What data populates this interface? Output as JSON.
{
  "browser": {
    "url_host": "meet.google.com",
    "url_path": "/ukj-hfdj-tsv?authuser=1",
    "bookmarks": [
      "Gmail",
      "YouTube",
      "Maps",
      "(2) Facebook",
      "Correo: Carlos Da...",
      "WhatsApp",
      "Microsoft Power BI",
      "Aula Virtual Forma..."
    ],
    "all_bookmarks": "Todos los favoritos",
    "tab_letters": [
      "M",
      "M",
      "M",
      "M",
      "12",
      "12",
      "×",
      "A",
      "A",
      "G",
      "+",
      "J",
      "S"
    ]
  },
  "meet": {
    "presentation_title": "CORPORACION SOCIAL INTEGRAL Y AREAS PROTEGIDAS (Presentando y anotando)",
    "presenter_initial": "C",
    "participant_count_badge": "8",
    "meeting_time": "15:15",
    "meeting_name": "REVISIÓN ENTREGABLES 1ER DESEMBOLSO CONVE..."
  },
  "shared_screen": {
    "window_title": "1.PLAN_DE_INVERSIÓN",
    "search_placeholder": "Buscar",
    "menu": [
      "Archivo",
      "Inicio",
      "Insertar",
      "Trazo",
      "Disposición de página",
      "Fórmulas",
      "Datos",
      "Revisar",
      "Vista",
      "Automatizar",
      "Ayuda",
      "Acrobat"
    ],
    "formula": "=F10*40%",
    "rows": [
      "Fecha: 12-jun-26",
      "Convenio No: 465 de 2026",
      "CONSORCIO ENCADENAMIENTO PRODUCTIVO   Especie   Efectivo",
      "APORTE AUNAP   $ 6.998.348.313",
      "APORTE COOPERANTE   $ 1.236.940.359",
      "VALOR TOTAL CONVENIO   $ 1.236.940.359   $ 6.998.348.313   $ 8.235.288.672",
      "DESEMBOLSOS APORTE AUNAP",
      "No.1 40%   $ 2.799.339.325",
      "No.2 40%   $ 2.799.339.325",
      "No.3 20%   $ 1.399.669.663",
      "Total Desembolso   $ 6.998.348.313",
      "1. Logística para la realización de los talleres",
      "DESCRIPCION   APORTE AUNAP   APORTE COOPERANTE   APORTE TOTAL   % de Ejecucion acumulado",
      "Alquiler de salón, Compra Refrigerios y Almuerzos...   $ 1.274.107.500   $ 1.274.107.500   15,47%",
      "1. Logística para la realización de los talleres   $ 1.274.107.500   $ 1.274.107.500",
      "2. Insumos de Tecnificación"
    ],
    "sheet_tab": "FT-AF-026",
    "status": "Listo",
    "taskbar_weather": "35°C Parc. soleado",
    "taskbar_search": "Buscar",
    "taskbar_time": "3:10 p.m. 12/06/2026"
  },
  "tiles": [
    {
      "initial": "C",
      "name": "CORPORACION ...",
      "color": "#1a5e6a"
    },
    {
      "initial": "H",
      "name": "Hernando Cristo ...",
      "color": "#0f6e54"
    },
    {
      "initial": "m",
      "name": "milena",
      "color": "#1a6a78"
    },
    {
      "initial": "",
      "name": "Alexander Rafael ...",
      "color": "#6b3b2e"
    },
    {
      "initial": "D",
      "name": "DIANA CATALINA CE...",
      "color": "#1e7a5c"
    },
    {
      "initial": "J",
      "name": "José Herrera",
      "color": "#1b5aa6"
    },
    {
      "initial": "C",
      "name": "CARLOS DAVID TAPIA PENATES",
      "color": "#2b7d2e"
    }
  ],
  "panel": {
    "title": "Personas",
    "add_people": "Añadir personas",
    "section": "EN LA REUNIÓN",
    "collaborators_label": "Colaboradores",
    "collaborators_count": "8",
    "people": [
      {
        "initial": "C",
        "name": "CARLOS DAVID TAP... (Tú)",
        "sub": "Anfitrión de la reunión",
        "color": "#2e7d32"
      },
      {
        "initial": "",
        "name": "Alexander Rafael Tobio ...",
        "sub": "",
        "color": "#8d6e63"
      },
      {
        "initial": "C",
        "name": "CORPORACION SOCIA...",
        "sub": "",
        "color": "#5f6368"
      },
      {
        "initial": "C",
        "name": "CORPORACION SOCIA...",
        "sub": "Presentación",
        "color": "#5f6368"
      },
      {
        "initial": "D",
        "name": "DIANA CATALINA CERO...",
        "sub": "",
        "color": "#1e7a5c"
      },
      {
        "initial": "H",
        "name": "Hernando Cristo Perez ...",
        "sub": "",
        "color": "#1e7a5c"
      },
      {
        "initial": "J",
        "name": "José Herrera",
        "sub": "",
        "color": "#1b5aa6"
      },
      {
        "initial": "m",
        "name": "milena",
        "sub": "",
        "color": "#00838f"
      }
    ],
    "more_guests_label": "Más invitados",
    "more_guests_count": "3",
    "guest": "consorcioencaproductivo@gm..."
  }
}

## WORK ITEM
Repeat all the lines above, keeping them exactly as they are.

## EXERCISE OUTPUT
What data populates this interface? Output as JSON.
{
  "browser": {
    "url_host": "meet.google.com",
    "url_path": "/ukj-hfdj-tsv?authuser=1",
    "bookmarks": [
      "Gmail",
      "YouTube",
      "Maps",
      "(2) Facebook",
      "Correo: Carlos Da...",
      "WhatsApp",
      "Microsoft Power BI",
      "Aula Virtual Forma..."
    ],
    "all_bookmarks": "Todos los favoritos",
    "tab_letters": [
      "M",
      "M",
      "M",
      "M",
      "12",
      "12",
      "×",
      "A",
      "A",
      "G",
      "+",
      "J",
      "S"
    ]
  },
  "meet": {
    "presentation_title": "CORPORACION SOCIAL INTEGRAL Y AREAS PROTEGIDAS (Presentando y anotando)",
    "presenter_initial": "C",
    "participant_count_badge": "8",
    "meeting_time": "15:15",
    "meeting_name": "REVISIÓN ENTREGABLES 1ER DESEMBOLSO CONVE..."
  },
  "shared_screen": {
    "window_title": "1.PLAN_DE_INVERSIÓN",
    "search_placeholder": "Buscar",
    "menu": [
      "Archivo",
      "Inicio",
      "Insertar",
      "Trazo",
      "Disposición de página",
      "Fórmulas",
      "Datos",
      "Revisar",
      "Vista",
      "Automatizar",
      "Ayuda",
      "Acrobat"
    ],
    "formula": "=F10*40%",
    "rows": [
      "Fecha: 12-jun-26",
      "Convenio No: 465 de 2026",
      "CONSORCIO ENCADENAMIENTO PRODUCTIVO   Especie   Efectivo",
      "APORTE AUNAP   $ 6.998.348.313",
      "APORTE COOPERANTE   $ 1.236.940.359",
      "VALOR TOTAL CONVENIO   $ 1.236.940.359   $ 6.998.348.313   $ 8.235.288.672",
      "DESEMBOLSOS APORTE AUNAP",
      "No.1 40%   $ 2.799.339.325",
      "No.2 40%   $ 2.799.339.325",
      "No.3 20%   $ 1.399.669.663",
      "Total Desembolso   $ 6.998.348.313",
      "1. Logística para la realización de los talleres",
      "DESCRIPCION   APORTE AUNAP   APORTE COOPERANTE   APORTE TOTAL   % de Ejecucion acumulado",
      "Alquiler de salón, Compra Refrigerios y Almuerzos...   $ 1.274.107.500   $ 1.274.107.500   15,47%",
      "1. Logística para la realización de los talleres   $ 1.274.107.500   $ 1.274.107.500",
      "2. Insumos de Tecnificación"
    ],
    "sheet_tab": "FT-AF-026",
    "status": "Listo",
    "taskbar_weather": "35°C Parc. soleado",
    "taskbar_search": "Buscar",
    "taskbar_time": "3:10 p.m. 12/06/2026"
  },
  "tiles": [
    {
      "initial": "C",
      "name": "CORPORACION ...",
      "color": "#1a5e6a"
    },
    {
      "initial": "H",
      "name": "Hernando Cristo ...",
      "color": "#0f6e54"
    },
    {
      "initial": "m",
      "name": "milena",
      "color": "#1a6a78"
    },
    {
      "initial": "",
      "name": "Alexander Rafael ...",
      "color": "#6b3b2e"
    },
    {
      "initial": "D",
      "name": "DIANA CATALINA CE...",
      "color": "#1e7a5c"
    },
    {
      "initial": "J",
      "name": "José Herrera",
      "color": "#1b5aa6"
    },
    {
      "initial": "C",
      "name": "CARLOS DAVID TAPIA PENATES",
      "color": "#2b7d2e"
    }
  ],
  "panel": {
    "title": "Personas",
    "add_people": "Añadir personas",
    "section": "EN LA REUNIÓN",
    "collaborators_label": "Colaboradores",
    "collaborators_count": "8",
    "people": [
      {
        "initial": "C",
        "name": "CARLOS DAVID TAP... (Tú)",
        "sub": "Anfitrión de la reunión",
        "color": "#2e7d32"
      },
      {
        "initial": "",
        "name": "Alexander Rafael Tobio ...",
        "sub": "",
        "color": "#8d6e63"
      },
      {
        "initial": "C",
        "name": "CORPORACION SOCIA...",
        "sub": "",
        "color": "#5f6368"
      },
      {
        "initial": "C",
        "name": "CORPORACION SOCIA...",
        "sub": "Presentación",
        "color": "#5f6368"
      },
      {
        "initial": "D",
        "name": "DIANA CATALINA CERO...",
        "sub": "",
        "color": "#1e7a5c"
      },
      {
        "initial": "H",
        "name": "Hernando Cristo Perez ...",
        "sub": "",
        "color": "#1e7a5c"
      },
      {
        "initial": "J",
        "name": "José Herrera",
        "sub": "",
        "color": "#1b5aa6"
      },
      {
        "initial": "m",
        "name": "milena",
        "sub": "",
        "color": "#00838f"
      }
    ],
    "more_guests_label": "Más invitados",
    "more_guests_count": "3",
    "guest": "consorcioencaproductivo@gm..."
  }
}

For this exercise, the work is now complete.